Just How Did They Build the Mid Hudson Bridge in 1930?
On Tuesday, August 25 the Mid Hudson Bridge turns 90 years old.
While it feels like the bridge has always been connecting Dutchess and Ulster Counties, there was a time when people had to hop on a boat to travel from Poughkeepsie to Highland. In fact, the only bridge that crossed the Hudson River south of Albany at the time was the Bear Mountain Bridge.

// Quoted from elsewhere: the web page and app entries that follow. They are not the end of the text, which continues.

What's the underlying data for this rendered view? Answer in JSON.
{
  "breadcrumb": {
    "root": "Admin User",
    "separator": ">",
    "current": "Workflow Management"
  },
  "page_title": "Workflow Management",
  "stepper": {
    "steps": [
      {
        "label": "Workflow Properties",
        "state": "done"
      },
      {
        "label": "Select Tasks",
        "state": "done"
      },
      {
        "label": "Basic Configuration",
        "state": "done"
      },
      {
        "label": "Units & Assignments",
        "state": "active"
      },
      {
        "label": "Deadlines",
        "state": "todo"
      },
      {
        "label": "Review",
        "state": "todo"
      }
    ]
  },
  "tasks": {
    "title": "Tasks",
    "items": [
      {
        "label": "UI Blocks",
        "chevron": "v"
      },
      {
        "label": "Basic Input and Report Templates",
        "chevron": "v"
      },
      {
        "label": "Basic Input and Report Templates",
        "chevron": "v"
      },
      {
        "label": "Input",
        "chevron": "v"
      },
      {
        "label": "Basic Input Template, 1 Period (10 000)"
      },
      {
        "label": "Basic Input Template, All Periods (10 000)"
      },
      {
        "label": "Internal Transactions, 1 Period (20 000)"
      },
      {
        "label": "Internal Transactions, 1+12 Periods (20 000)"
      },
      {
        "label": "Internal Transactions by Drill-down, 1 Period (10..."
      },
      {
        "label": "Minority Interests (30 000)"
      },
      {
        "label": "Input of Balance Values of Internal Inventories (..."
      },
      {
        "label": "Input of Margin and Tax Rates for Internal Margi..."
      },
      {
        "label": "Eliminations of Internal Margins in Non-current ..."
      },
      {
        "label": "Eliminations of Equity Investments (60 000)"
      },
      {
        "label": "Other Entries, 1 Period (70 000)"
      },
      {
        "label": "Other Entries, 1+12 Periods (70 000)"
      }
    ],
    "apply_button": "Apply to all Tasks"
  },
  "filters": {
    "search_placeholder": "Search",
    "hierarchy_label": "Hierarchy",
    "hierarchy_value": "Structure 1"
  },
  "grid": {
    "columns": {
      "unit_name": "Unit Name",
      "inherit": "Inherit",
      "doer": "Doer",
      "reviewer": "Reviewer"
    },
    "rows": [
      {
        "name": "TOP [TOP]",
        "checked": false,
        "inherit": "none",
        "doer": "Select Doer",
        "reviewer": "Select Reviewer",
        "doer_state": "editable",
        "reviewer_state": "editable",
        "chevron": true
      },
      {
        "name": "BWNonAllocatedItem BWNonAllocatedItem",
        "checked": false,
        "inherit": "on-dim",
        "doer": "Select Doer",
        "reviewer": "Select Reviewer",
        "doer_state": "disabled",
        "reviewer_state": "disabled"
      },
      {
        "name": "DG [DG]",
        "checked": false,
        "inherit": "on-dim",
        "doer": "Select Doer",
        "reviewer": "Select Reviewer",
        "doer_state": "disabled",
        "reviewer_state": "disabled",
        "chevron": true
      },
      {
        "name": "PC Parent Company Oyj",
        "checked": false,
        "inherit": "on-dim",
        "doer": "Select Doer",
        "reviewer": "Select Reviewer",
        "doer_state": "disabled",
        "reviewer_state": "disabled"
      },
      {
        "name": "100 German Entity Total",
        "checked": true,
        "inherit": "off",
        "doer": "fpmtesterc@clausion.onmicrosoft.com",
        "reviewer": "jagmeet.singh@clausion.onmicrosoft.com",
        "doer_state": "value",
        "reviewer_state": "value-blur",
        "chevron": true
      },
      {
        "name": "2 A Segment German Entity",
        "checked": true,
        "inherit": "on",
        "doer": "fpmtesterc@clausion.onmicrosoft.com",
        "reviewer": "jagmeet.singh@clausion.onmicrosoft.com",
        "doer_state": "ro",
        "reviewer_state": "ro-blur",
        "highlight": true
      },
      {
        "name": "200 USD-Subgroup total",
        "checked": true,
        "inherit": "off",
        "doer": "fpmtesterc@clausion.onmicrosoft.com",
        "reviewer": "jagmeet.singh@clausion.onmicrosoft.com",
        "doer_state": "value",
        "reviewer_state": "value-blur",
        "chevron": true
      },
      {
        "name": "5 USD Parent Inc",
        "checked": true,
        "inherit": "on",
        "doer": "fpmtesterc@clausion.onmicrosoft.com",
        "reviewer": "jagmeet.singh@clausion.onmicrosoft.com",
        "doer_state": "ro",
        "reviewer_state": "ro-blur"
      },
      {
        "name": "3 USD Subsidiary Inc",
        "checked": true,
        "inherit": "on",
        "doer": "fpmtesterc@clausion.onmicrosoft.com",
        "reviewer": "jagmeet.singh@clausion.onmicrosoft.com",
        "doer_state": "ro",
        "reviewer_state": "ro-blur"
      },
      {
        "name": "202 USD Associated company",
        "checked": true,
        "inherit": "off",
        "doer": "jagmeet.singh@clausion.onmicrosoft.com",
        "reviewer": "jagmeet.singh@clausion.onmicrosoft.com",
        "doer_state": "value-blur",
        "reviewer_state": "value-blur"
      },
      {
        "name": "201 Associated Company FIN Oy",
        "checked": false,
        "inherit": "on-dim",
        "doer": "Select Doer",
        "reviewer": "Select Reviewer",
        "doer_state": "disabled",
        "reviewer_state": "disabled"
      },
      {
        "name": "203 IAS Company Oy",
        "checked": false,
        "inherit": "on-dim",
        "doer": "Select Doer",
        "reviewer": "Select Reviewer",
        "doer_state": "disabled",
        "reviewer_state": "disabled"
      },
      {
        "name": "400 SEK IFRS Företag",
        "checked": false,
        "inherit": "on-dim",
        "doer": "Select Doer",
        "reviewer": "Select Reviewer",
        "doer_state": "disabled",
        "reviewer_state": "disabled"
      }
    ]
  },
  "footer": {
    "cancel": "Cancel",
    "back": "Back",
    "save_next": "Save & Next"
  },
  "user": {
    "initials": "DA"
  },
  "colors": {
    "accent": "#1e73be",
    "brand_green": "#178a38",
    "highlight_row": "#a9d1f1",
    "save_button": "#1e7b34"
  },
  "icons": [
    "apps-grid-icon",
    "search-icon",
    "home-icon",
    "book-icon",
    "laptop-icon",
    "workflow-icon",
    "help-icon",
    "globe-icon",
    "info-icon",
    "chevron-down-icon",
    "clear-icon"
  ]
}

According to the New York State Bridge Authority, the idea for the Mid-Hudson Bridge was brought to the New York State Legislature by J. Griswold Webb and John M. Hackett in 1923. Eventually, the project was approved and $200,000 was earmarked for planning and design. Work on the massive project began soon after with crews of construction workers dangling over the river and building an engineering marvel that seemed almost impossible at the time.
By 1930 the bridge was finally complete. A huge ceremony was held where President Roosevelt and his wife Eleanor were tasked with cutting the ribbon and letting the first car across.
Archival photos from the New York State Bridge Authority show how the bridge was built starting with the pillars, laying cable and eventually connecting the bridge's deck from one pillar to the other.